Sexual Violence and Impunity in South Asia
Silence around the topic of sexual violence has increased in South Asian countries of Bangladesh, India, Nepal, Pakistan and Sri Lanka, even as its incidence has also increased in recent conflicts. The end of violence in Sri Lanka, for example, has not produced open discussion about the use of sexual violence as a weapon of war. The Bangladesh War Crimes Tribunal of 2009 makes no mention of rape, despite its widely acknowledged occurrence. Elsewhere in the world, rape is increasingly being discussed and accepted not only as a weapon of war but also as a crime against humanity and as an instrument of genocide. In South Asia, however, critical analysis of existing jurisprudence on sexual violence is a newly emerging area of scholarship in the region, and a solid community of practice has yet to emerge.
This project investigates why the issue of sexual violence remains taboo in South Asian discussions of nations and people caught in political conflict. It will bring together the collective knowledge of South Asian academics, researchers and activists on the subjects of sexual violence and impunity. The project aims to build a community of young and committed researchers who will bring new insights to bear on their work. In these ways, it will ultimately help open up a fuller dialogue on peace and justice in South Asia.

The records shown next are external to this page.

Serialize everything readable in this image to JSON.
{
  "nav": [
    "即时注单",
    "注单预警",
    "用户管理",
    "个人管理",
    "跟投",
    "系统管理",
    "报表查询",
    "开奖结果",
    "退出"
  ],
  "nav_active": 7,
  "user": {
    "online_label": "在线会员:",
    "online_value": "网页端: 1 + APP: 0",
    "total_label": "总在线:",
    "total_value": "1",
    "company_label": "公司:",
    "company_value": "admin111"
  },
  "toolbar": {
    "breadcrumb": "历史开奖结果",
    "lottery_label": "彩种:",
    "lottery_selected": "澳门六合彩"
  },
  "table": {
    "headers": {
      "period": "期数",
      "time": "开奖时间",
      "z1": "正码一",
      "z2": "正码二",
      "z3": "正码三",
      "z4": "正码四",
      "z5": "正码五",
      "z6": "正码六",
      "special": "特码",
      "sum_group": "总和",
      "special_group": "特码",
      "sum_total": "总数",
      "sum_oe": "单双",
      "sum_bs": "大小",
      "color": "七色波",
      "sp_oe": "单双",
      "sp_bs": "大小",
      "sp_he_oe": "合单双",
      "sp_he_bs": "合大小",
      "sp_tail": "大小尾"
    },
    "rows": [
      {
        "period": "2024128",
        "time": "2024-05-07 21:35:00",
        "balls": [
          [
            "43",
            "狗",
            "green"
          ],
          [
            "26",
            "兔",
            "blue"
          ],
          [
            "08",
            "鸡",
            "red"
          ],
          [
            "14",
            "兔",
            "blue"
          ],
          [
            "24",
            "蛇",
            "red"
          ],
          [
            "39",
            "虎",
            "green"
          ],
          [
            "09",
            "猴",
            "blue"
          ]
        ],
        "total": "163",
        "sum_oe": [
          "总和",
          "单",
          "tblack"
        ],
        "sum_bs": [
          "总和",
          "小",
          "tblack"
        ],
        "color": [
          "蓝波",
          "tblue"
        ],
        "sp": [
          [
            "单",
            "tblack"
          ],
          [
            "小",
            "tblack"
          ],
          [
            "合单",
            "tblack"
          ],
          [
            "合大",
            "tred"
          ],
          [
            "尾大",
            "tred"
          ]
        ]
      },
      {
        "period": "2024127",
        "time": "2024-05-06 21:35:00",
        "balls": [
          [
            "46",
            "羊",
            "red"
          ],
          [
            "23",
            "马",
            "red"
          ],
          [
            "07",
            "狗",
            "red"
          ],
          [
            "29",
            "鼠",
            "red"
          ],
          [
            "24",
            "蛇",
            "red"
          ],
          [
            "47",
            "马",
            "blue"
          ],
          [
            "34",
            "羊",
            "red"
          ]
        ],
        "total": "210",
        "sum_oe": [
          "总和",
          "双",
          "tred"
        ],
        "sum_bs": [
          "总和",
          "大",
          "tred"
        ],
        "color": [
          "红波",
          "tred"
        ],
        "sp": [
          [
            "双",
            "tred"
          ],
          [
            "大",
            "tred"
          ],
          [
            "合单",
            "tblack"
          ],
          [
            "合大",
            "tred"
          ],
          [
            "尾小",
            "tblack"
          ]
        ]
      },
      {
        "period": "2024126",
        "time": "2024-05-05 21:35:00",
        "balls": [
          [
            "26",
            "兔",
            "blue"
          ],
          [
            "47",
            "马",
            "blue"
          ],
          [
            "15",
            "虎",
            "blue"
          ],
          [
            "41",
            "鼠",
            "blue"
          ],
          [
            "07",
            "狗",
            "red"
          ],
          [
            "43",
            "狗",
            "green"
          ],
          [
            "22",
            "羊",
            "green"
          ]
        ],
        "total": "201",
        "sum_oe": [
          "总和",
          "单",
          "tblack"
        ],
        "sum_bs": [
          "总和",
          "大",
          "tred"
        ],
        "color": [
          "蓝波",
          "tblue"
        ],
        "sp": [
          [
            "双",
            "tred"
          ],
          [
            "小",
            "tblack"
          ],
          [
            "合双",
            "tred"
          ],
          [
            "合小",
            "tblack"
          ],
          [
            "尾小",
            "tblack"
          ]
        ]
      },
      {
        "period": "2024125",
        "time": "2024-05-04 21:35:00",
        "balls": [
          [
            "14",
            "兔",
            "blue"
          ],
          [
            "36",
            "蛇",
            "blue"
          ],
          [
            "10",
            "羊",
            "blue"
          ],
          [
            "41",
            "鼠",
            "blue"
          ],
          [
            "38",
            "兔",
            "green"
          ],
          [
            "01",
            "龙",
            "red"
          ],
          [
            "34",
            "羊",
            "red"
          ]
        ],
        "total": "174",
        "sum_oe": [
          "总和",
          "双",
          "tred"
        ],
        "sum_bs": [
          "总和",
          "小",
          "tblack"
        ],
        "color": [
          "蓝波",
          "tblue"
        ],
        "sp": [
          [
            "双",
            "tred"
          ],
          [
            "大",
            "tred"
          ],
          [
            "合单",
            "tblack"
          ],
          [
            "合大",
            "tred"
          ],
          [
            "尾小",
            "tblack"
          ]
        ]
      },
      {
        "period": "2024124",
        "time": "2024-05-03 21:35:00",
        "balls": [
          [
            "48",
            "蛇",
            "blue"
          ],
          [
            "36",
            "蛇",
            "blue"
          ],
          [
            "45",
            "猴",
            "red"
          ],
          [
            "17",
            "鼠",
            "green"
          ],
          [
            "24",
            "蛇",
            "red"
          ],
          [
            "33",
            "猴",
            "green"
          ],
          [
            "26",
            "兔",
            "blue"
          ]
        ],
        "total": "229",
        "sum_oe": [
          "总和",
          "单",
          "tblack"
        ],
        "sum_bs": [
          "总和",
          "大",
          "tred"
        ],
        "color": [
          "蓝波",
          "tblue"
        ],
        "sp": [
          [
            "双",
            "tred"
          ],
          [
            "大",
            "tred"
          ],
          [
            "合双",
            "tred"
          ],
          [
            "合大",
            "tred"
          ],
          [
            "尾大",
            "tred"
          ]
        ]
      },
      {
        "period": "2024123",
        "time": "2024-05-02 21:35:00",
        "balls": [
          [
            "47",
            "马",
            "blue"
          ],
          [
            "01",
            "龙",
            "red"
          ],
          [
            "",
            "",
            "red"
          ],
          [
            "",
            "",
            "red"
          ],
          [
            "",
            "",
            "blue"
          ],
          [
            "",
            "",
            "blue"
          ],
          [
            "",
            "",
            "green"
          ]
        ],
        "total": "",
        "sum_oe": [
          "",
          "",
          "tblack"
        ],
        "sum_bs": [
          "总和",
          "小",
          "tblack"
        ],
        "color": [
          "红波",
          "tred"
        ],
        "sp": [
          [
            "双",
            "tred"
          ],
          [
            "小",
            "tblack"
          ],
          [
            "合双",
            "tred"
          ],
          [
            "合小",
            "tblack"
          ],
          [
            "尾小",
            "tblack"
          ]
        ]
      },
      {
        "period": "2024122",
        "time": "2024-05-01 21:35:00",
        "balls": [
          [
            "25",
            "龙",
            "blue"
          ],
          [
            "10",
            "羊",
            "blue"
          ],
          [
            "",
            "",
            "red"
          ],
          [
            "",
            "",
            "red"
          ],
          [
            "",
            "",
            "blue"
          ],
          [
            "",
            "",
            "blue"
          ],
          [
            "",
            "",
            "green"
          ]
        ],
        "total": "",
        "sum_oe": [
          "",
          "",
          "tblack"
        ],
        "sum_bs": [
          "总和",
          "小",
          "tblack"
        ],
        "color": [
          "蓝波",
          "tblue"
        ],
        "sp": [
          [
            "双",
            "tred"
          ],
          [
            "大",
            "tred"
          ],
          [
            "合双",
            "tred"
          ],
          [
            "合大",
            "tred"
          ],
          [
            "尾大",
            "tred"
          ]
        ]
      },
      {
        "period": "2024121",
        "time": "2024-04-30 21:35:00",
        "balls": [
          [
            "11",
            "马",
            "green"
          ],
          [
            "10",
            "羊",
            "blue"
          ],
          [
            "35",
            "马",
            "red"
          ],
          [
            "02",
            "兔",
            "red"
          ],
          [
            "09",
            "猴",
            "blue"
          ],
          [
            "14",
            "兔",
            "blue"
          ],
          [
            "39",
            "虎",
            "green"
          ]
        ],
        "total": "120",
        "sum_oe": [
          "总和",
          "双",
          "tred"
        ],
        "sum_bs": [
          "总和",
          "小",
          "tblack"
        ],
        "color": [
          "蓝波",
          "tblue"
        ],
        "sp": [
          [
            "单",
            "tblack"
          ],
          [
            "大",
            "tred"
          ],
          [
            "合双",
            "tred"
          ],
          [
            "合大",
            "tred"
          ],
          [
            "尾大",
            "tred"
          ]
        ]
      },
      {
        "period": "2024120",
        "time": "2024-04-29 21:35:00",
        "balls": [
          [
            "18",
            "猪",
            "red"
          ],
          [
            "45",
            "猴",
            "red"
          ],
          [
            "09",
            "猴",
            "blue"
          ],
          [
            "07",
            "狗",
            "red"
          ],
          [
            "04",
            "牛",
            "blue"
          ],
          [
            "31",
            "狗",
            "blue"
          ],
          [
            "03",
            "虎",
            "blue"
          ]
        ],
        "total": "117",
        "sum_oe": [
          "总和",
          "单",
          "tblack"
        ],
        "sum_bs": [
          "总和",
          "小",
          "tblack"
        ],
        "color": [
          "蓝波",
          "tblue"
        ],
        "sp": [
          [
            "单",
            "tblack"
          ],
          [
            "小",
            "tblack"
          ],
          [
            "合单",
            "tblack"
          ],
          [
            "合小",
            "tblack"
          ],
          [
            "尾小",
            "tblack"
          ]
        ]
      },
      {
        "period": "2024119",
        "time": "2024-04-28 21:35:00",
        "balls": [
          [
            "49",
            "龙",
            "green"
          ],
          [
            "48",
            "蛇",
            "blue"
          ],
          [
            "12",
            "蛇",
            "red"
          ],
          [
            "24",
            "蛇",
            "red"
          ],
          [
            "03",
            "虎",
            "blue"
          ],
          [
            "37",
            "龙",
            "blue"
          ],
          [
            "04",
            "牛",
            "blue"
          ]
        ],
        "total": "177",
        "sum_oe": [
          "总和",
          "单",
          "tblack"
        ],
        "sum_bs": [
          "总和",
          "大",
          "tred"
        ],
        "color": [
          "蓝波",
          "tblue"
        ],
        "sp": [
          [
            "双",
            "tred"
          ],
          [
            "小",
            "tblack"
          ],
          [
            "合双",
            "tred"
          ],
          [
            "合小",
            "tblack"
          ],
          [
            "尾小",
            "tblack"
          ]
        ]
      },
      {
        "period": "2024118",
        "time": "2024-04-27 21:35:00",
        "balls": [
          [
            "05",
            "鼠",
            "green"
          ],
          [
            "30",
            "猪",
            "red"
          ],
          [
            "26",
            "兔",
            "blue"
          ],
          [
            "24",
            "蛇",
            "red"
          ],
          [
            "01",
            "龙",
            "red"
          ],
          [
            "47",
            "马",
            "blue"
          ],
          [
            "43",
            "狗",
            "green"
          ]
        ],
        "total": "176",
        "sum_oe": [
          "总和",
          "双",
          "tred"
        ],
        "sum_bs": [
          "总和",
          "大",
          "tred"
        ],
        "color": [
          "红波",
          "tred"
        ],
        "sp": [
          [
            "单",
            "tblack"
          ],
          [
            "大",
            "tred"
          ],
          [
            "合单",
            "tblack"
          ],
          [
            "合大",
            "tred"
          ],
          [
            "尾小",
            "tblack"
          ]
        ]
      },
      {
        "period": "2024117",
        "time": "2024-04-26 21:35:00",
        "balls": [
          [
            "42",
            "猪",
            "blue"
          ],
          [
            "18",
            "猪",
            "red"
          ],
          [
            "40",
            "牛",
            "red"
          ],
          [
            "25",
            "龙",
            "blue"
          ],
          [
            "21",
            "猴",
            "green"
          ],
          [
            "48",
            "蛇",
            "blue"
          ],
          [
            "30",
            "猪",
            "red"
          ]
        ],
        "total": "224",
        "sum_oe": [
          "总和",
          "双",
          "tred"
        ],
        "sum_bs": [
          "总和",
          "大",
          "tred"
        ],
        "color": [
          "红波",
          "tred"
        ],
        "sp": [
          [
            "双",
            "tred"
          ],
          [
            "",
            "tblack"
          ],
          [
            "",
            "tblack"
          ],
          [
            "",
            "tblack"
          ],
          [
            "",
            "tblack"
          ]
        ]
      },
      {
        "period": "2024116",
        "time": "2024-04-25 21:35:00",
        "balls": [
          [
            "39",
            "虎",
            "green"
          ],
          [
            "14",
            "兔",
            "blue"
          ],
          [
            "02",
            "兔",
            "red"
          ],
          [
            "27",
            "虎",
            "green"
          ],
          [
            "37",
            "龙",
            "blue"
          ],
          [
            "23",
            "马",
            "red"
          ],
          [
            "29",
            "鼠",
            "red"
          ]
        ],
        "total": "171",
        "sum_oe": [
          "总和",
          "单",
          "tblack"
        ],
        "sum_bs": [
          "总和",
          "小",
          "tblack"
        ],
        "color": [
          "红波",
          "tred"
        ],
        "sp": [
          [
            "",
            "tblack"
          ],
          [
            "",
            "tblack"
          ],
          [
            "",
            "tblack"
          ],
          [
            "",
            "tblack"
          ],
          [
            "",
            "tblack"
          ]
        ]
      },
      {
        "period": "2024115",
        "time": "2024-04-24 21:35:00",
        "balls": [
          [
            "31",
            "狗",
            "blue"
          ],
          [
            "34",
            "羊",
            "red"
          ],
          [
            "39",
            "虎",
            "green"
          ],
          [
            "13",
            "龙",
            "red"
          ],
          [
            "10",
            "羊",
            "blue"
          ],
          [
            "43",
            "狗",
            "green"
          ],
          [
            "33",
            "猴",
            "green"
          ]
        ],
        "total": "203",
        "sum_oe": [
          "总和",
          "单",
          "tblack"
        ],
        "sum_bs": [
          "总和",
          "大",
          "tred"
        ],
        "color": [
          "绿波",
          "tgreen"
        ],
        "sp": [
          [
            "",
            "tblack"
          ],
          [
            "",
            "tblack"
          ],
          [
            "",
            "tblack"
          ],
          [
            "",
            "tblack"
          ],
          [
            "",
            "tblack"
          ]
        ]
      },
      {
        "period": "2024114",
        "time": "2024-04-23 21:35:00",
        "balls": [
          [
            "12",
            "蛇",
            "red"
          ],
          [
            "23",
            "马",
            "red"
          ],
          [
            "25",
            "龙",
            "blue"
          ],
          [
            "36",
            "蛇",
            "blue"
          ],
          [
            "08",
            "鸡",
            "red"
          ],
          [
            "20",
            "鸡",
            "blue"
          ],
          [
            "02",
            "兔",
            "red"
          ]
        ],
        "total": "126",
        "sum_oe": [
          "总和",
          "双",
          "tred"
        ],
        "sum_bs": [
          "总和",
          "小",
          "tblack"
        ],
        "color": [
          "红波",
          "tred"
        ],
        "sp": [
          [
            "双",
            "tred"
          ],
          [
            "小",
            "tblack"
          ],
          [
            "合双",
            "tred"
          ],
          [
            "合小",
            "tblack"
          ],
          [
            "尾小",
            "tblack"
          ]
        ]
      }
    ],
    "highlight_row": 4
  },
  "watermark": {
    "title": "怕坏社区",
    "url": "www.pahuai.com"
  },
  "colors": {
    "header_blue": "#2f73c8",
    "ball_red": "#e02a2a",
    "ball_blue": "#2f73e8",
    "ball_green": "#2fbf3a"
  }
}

One aspect of the project's activities will consist in commissioning analytical research papers from expert researchers on the topics of sexual violence and impunity, justice and reparations, and legal practices and gaps. A second element will consist in oral histories with survivors of sexual violence. Finally, workshops on each of the research areas will bring together writers and researchers to share knowledge and build research capacity. Project findings will be shared through books and other media, and will be used to advance advocacy and lobbying work with states and governments.
Challenging impunity on sexual violence in South Asia : beginning a discussion
Despite many attempts by women’s groups to flag the
Author(s): Singh, Navsharan, Butalia, Urvashi